(Task to complete)
For each entry below, output it exactly as it stands.

(Data for processing)
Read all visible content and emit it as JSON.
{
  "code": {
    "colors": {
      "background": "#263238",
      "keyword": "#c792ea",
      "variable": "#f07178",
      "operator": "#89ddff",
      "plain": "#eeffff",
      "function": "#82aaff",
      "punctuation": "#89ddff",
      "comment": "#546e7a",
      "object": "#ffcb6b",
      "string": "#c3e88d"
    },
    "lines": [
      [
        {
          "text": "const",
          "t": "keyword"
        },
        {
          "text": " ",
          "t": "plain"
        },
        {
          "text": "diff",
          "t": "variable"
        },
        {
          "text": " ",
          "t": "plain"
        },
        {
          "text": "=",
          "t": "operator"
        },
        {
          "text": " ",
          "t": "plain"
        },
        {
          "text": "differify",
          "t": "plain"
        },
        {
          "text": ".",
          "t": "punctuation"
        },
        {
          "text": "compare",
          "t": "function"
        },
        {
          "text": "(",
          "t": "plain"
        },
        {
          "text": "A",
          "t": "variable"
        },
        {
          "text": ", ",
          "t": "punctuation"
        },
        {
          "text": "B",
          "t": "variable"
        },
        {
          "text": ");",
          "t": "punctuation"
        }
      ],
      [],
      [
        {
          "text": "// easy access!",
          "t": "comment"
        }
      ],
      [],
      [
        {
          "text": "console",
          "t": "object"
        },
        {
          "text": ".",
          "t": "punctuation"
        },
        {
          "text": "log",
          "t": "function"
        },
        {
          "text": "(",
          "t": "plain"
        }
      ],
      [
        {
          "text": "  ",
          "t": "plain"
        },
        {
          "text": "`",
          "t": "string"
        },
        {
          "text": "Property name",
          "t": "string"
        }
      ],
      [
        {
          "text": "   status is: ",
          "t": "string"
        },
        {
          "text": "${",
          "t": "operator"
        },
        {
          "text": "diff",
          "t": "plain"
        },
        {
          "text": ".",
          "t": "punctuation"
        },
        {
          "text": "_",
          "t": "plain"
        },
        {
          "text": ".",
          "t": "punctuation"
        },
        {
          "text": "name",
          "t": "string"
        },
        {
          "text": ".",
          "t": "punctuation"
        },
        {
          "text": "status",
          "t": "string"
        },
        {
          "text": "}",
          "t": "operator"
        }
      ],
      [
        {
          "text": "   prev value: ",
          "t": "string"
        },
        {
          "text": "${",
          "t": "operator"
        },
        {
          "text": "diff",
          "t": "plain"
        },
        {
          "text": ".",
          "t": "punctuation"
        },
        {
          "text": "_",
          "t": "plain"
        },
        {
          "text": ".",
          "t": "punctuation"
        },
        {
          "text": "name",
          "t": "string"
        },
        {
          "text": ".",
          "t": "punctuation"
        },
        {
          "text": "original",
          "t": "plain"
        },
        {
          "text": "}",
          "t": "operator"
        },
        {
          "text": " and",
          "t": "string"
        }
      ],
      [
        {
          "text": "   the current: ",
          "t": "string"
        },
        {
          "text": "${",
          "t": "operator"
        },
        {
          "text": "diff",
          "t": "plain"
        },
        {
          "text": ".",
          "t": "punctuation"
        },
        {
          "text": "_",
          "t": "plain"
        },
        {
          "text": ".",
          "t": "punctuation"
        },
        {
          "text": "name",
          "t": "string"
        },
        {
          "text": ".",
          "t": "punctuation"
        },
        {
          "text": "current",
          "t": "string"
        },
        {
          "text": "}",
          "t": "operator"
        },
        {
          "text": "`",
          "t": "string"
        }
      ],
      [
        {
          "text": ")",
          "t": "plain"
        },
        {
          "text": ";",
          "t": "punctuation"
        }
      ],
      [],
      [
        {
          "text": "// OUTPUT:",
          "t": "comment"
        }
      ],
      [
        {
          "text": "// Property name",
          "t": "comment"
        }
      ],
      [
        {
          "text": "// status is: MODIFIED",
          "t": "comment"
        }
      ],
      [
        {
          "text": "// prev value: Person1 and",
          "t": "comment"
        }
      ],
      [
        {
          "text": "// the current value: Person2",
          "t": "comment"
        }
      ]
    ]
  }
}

(The answer)
Read all visible content and emit it as JSON.
{
  "code": {
    "colors": {
      "background": "#263238",
      "keyword": "#c792ea",
      "variable": "#f07178",
      "operator": "#89ddff",
      "plain": "#eeffff",
      "function": "#82aaff",
      "punctuation": "#89ddff",
      "comment": "#546e7a",
      "object": "#ffcb6b",
      "string": "#c3e88d"
    },
    "lines": [
      [
        {
          "text": "const",
          "t": "keyword"
        },
        {
          "text": " ",
          "t": "plain"
        },
        {
          "text": "diff",
          "t": "variable"
        },
        {
          "text": " ",
          "t": "plain"
        },
        {
          "text": "=",
          "t": "operator"
        },
        {
          "text": " ",
          "t": "plain"
        },
        {
          "text": "differify",
          "t": "plain"
        },
        {
          "text": ".",
          "t": "punctuation"
        },
        {
          "text": "compare",
          "t": "function"
        },
        {
          "text": "(",
          "t": "plain"
        },
        {
          "text": "A",
          "t": "variable"
        },
        {
          "text": ", ",
          "t": "punctuation"
        },
        {
          "text": "B",
          "t": "variable"
        },
        {
          "text": ");",
          "t": "punctuation"
        }
      ],
      [],
      [
        {
          "text": "// easy access!",
          "t": "comment"
        }
      ],
      [],
      [
        {
          "text": "console",
          "t": "object"
        },
        {
          "text": ".",
          "t": "punctuation"
        },
        {
          "text": "log",
          "t": "function"
        },
        {
          "text": "(",
          "t": "plain"
        }
      ],
      [
        {
          "text": "  ",
          "t": "plain"
        },
        {
          "text": "`",
          "t": "string"
        },
        {
          "text": "Property name",
          "t": "string"
        }
      ],
      [
        {
          "text": "   status is: ",
          "t": "string"
        },
        {
          "text": "${",
          "t": "operator"
        },
        {
          "text": "diff",
          "t": "plain"
        },
        {
          "text": ".",
          "t": "punctuation"
        },
        {
          "text": "_",
          "t": "plain"
        },
        {
          "text": ".",
          "t": "punctuation"
        },
        {
          "text": "name",
          "t": "string"
        },
        {
          "text": ".",
          "t": "punctuation"
        },
        {
          "text": "status",
          "t": "string"
        },
        {
          "text": "}",
          "t": "operator"
        }
      ],
      [
        {
          "text": "   prev value: ",
          "t": "string"
        },
        {
          "text": "${",
          "t": "operator"
        },
        {
          "text": "diff",
          "t": "plain"
        },
        {
          "text": ".",
          "t": "punctuation"
        },
        {
          "text": "_",
          "t": "plain"
        },
        {
          "text": ".",
          "t": "punctuation"
        },
        {
          "text": "name",
          "t": "string"
        },
        {
          "text": ".",
          "t": "punctuation"
        },
        {
          "text": "original",
          "t": "plain"
        },
        {
          "text": "}",
          "t": "operator"
        },
        {
          "text": " and",
          "t": "string"
        }
      ],
      [
        {
          "text": "   the current: ",
          "t": "string"
        },
        {
          "text": "${",
          "t": "operator"
        },
        {
          "text": "diff",
          "t": "plain"
        },
        {
          "text": ".",
          "t": "punctuation"
        },
        {
          "text": "_",
          "t": "plain"
        },
        {
          "text": ".",
          "t": "punctuation"
        },
        {
          "text": "name",
          "t": "string"
        },
        {
          "text": ".",
          "t": "punctuation"
        },
        {
          "text": "current",
          "t": "string"
        },
        {
          "text": "}",
          "t": "operator"
        },
        {
          "text": "`",
          "t": "string"
        }
      ],
      [
        {
          "text": ")",
          "t": "plain"
        },
        {
          "text": ";",
          "t": "punctuation"
        }
      ],
      [],
      [
        {
          "text": "// OUTPUT:",
          "t": "comment"
        }
      ],
      [
        {
          "text": "// Property name",
          "t": "comment"
        }
      ],
      [
        {
          "text": "// status is: MODIFIED",
          "t": "comment"
        }
      ],
      [
        {
          "text": "// prev value: Person1 and",
          "t": "comment"
        }
      ],
      [
        {
          "text": "// the current value: Person2",
          "t": "comment"
        }
      ]
    ]
  }
}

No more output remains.